Probably 60 percent of the photos I took over Easter weekend showed people sitting around a table.
Breakfast first. I've always considered the English one as the benchmark but it' s a feeble effort compared to a full Irish breakfast. There's bacon and eggs of course, but also sausages, black pudding and potato farls which are a kind of cake. That's Gerry cooking the bangers in the Aga and Valerie making a large vat of soup for lunch.
To nourish the work crew (that's a couple of them--new friends for us--chopping vegetables at the table) we also had Banoffee Pie.
A new dish for us but go on the Internet and you'll find all the info you need to make it. This version began with a crumb crust base.

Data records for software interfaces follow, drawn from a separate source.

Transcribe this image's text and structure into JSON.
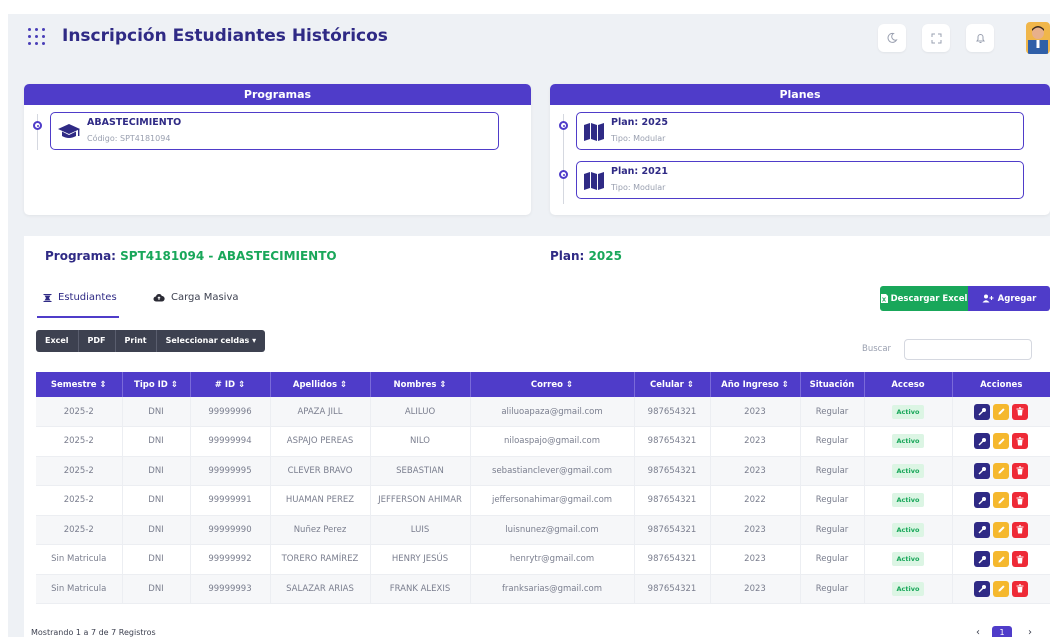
{
  "header": {
    "title": "Inscripción Estudiantes Históricos"
  },
  "programas": {
    "heading": "Programas",
    "items": [
      {
        "name": "ABASTECIMIENTO",
        "code": "Código: SPT4181094"
      }
    ]
  },
  "planes": {
    "heading": "Planes",
    "items": [
      {
        "name": "Plan: 2025",
        "type": "Tipo: Modular"
      },
      {
        "name": "Plan: 2021",
        "type": "Tipo: Modular"
      }
    ]
  },
  "selection": {
    "programa_label": "Programa:",
    "programa_value": "SPT4181094 - ABASTECIMIENTO",
    "plan_label": "Plan:",
    "plan_value": "2025"
  },
  "tabs": {
    "estudiantes": "Estudiantes",
    "carga": "Carga Masiva"
  },
  "actions": {
    "excel": "Descargar Excel",
    "add": "Agregar"
  },
  "dt_buttons": {
    "excel": "Excel",
    "pdf": "PDF",
    "print": "Print",
    "select": "Seleccionar celdas"
  },
  "search": {
    "label": "Buscar",
    "value": ""
  },
  "table": {
    "columns": [
      "Semestre",
      "Tipo ID",
      "# ID",
      "Apellidos",
      "Nombres",
      "Correo",
      "Celular",
      "Año Ingreso",
      "Situación",
      "Acceso",
      "Acciones"
    ],
    "rows": [
      {
        "semestre": "2025-2",
        "tipo": "DNI",
        "id": "99999996",
        "apellidos": "APAZA JILL",
        "nombres": "ALILUO",
        "correo": "aliluoapaza@gmail.com",
        "celular": "987654321",
        "ingreso": "2023",
        "situacion": "Regular",
        "acceso": "Activo"
      },
      {
        "semestre": "2025-2",
        "tipo": "DNI",
        "id": "99999994",
        "apellidos": "ASPAJO PEREAS",
        "nombres": "NILO",
        "correo": "niloaspajo@gmail.com",
        "celular": "987654321",
        "ingreso": "2023",
        "situacion": "Regular",
        "acceso": "Activo"
      },
      {
        "semestre": "2025-2",
        "tipo": "DNI",
        "id": "99999995",
        "apellidos": "CLEVER BRAVO",
        "nombres": "SEBASTIAN",
        "correo": "sebastianclever@gmail.com",
        "celular": "987654321",
        "ingreso": "2023",
        "situacion": "Regular",
        "acceso": "Activo"
      },
      {
        "semestre": "2025-2",
        "tipo": "DNI",
        "id": "99999991",
        "apellidos": "HUAMAN PEREZ",
        "nombres": "JEFFERSON AHIMAR",
        "correo": "jeffersonahimar@gmail.com",
        "celular": "987654321",
        "ingreso": "2022",
        "situacion": "Regular",
        "acceso": "Activo"
      },
      {
        "semestre": "2025-2",
        "tipo": "DNI",
        "id": "99999990",
        "apellidos": "Nuñez Perez",
        "nombres": "LUIS",
        "correo": "luisnunez@gmail.com",
        "celular": "987654321",
        "ingreso": "2023",
        "situacion": "Regular",
        "acceso": "Activo"
      },
      {
        "semestre": "Sin Matricula",
        "tipo": "DNI",
        "id": "99999992",
        "apellidos": "TORERO RAMÍREZ",
        "nombres": "HENRY JESÚS",
        "correo": "henrytr@gmail.com",
        "celular": "987654321",
        "ingreso": "2023",
        "situacion": "Regular",
        "acceso": "Activo"
      },
      {
        "semestre": "Sin Matricula",
        "tipo": "DNI",
        "id": "99999993",
        "apellidos": "SALAZAR ARIAS",
        "nombres": "FRANK ALEXIS",
        "correo": "franksarias@gmail.com",
        "celular": "987654321",
        "ingreso": "2023",
        "situacion": "Regular",
        "acceso": "Activo"
      }
    ]
  },
  "footer": {
    "info": "Mostrando 1 a 7 de 7 Registros",
    "current_page": "1"
  },
  "colors": {
    "primary": "#4f3cc9",
    "navy": "#2f2a85",
    "green": "#19a75a",
    "yellow": "#f5b82e",
    "red": "#ee2a37"
  }
}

On top of that went sliced bananas. Then the toffee layer. Simplicity itself. All you do is bang an unopened can of condensed milk into a pot of boiling water for three or four hours, let it cool and open it. (You definitely don't need to empty the condensed milk out or faff around with a bain-marie as one pernickety web recipe would have you do.) So toffee on top of the bananas and then, the icing on the cake, so to speak, a thick layer of whipped cream. Let me tell you, Irish cream is so thick that it's almost butter. See how it looks in that pavlova.
The groaning table shows some of the dishes we made for the big party on Sunday night. The star elements were a beef stew and a sliced ham plus lots and lots of salads and side dishes. Then came the pavlovas and Gerry's apple pies which, not too sweet and dense with fruit, were probably the best we'd ever tasted.
Wine played a role in all this but, oddly, not Guinness. In this part of Ireland, it's a "foreign" drink. What you order is a pint of Murphy's which is what we did when we went to the village of Baltimore for the afternoon.